Directions for this task
Every line holding the string "Adjustable" is to be copied from the entries below.

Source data
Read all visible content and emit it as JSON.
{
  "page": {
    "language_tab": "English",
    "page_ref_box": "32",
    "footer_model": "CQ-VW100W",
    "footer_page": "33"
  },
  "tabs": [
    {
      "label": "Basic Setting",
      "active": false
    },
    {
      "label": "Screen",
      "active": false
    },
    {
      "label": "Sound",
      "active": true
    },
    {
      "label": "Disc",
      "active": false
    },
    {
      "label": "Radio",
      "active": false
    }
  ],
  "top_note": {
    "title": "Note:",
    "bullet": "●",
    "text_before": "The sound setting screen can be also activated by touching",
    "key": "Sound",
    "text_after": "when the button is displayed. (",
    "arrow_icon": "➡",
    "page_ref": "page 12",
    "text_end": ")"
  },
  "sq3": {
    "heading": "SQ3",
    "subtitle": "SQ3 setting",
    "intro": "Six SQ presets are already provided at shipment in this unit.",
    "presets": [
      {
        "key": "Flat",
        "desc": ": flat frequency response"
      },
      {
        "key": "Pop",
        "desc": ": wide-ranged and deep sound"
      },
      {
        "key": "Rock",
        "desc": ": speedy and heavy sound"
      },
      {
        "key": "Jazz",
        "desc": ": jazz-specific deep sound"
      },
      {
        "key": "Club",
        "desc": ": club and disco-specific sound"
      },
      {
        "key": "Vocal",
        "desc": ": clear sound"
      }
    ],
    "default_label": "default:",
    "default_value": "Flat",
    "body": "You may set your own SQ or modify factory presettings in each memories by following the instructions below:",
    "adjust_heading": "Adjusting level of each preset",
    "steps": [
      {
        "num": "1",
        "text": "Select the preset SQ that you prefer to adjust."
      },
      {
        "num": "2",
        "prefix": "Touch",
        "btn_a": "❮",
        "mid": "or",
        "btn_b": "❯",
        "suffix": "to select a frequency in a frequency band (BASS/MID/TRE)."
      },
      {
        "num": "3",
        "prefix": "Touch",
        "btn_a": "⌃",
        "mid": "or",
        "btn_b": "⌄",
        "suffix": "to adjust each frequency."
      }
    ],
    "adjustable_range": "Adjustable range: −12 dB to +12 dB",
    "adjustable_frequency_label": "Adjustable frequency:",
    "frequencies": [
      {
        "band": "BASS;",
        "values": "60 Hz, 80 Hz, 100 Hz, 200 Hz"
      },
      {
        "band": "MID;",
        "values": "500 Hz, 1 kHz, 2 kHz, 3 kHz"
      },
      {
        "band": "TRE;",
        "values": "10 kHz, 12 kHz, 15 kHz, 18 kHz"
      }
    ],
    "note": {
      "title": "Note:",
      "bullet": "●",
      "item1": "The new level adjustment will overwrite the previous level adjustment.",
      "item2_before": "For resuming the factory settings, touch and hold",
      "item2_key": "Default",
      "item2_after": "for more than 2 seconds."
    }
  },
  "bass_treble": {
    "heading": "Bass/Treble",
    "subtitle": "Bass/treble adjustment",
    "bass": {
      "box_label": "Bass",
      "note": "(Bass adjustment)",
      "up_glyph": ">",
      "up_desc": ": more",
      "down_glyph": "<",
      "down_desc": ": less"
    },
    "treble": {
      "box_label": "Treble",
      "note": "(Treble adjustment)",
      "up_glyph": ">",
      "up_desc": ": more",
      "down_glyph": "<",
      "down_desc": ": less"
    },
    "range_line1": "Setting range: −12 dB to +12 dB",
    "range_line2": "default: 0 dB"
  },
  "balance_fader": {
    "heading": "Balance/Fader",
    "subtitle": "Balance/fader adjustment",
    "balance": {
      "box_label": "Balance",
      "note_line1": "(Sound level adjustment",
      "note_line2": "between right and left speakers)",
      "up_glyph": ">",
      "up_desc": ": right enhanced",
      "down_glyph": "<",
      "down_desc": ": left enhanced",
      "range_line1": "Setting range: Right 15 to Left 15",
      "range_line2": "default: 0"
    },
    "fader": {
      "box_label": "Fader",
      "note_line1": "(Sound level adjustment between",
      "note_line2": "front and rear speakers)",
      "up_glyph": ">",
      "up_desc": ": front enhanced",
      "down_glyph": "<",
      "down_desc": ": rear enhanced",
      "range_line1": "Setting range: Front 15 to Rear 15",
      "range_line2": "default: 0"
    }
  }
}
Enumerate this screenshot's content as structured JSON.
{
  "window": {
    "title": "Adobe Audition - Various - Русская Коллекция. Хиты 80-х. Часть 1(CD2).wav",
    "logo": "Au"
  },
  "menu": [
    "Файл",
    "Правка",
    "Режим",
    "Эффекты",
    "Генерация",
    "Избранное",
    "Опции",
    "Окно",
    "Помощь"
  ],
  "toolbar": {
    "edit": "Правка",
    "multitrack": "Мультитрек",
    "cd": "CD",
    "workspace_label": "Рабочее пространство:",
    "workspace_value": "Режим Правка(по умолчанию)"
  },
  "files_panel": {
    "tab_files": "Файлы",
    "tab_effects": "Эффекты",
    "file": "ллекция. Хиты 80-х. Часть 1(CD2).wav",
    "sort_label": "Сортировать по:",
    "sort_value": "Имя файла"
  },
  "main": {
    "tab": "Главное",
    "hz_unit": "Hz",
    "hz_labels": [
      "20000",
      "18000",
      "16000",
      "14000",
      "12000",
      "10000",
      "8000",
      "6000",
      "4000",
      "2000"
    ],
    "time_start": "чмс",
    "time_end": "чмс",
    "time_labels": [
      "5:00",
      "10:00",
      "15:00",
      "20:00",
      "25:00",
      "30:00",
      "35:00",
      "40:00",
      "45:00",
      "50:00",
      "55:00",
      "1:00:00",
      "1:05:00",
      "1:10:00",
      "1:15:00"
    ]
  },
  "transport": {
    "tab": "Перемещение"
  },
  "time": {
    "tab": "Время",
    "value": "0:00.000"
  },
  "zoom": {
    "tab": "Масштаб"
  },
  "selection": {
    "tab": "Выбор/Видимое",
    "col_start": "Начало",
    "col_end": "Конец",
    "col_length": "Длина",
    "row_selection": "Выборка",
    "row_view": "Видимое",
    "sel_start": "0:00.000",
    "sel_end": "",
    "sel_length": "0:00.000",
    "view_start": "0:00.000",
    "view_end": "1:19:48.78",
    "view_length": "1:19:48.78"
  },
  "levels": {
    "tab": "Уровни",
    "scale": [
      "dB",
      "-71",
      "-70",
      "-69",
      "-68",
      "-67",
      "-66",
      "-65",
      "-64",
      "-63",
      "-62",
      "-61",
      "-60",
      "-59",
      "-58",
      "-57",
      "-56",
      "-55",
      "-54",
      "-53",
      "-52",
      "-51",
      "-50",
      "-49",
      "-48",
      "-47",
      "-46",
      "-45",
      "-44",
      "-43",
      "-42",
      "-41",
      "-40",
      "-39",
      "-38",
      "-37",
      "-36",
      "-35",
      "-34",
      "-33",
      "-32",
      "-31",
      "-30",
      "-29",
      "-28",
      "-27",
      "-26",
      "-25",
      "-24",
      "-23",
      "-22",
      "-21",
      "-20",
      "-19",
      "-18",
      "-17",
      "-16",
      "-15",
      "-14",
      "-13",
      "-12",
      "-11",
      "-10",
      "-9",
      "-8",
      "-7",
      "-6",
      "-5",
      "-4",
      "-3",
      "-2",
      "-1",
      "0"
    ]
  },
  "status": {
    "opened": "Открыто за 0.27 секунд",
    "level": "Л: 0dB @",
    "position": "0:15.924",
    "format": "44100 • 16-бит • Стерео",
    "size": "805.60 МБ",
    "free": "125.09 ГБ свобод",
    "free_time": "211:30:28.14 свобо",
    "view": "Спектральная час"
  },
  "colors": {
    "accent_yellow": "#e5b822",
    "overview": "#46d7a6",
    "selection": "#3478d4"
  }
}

Task result
    "adjustable_range": "Adjustable range: −12 dB to +12 dB",
    "adjustable_frequency_label": "Adjustable frequency:",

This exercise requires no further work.